  40. In the original 2009 report published by the Connecticut Commission on Educational Achievement and adopted by CCER, the recommendation was for this reform to be implemented in the lowest-performing 5% of elementary schools. At the time, No Child Left Behind (NCLB) had outlined intervention processes in the lowest-performing 5% of schools. However, today, Connecticut has received a waiver from NCLB, and its framework for intervention instead contemplates district-level turnaround. Accordingly, this rubric has been amended to reflect both the spirit of the original recommendation and the reality of Connecticut’s current circumstances.
  41. In the original 2009 report published by the Connecticut Commission on Educational Achievement and adopted by CCER, the recommendation called the administration of assessments three times a year, based upon Connecticut Benchmark Assessment Systems.
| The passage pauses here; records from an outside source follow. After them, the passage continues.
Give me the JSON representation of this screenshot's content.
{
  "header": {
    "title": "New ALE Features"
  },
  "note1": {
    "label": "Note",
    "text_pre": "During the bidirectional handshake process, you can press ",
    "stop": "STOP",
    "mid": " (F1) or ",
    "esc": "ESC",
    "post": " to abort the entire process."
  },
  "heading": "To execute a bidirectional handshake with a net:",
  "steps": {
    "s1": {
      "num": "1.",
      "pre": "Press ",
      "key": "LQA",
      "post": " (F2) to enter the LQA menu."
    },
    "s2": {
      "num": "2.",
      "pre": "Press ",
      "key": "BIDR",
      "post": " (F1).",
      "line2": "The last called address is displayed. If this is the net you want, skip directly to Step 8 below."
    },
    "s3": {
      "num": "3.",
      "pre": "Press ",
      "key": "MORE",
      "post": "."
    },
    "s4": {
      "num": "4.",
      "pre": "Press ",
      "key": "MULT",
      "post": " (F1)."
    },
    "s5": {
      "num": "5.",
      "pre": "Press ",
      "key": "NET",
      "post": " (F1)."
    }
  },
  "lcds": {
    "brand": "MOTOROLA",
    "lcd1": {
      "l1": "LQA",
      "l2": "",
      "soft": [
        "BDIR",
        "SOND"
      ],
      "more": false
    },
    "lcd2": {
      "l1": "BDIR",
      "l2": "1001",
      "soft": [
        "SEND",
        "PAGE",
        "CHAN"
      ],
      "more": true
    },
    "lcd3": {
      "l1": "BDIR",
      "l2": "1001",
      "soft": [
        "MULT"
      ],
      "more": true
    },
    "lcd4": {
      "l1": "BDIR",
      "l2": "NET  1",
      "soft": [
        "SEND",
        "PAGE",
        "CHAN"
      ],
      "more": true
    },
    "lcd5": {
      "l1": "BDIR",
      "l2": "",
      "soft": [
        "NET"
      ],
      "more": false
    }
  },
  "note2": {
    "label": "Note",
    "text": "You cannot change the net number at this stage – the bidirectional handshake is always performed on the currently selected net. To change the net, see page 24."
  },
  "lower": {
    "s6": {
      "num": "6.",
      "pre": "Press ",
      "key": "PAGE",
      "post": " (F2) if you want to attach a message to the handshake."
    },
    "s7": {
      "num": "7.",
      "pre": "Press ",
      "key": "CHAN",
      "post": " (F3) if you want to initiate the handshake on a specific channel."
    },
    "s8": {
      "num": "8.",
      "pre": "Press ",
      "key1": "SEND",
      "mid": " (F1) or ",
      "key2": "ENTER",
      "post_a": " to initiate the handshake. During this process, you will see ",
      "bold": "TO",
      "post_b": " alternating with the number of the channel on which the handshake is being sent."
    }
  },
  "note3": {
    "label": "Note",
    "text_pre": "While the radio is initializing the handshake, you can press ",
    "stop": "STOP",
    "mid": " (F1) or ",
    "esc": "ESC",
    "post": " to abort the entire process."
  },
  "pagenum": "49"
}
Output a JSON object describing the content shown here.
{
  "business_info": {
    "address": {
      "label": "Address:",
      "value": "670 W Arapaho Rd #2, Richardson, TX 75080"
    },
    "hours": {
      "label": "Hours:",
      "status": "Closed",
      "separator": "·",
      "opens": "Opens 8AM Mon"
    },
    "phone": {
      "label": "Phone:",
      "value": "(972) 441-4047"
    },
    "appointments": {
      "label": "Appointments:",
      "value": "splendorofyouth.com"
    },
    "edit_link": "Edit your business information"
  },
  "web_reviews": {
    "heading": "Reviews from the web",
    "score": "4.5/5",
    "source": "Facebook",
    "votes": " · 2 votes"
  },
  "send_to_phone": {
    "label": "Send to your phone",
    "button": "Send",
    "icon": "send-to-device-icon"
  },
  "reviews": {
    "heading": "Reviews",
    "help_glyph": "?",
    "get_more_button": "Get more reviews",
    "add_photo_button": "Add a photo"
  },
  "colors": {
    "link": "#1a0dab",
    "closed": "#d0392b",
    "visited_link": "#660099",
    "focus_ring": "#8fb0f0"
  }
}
This rubric has been amended to reflect both the spirit of the original recommendation and the reality that Connecticut has undertaken statewide implementation of the Common Core State Standards and associated assessments.
  42. Connecticut State Board of Education (2010). Minutes from February 3, 2010. Last retrieved in Dec. 2015.
  43. Connecticut State Board of Education (2015). Minutes from February 4, 2015. Last retrieved in Dec. 2015.
  44. Federal Department of Education (2015). Connecticut’s ESEA Flexibility Request. Last retrieved Dec. 2015.
  45. C.G.S. 10-221a of the 2014 Supplement to the General Statutes.
  46. Section 310 of P.A. 16-04, May Special Session, “An Act Authorizing and Adjusting Bonds of the State for Capital Improvements, Transportation, and Other Purposes and Authorizing State Grant Commitments for School Building Projects.”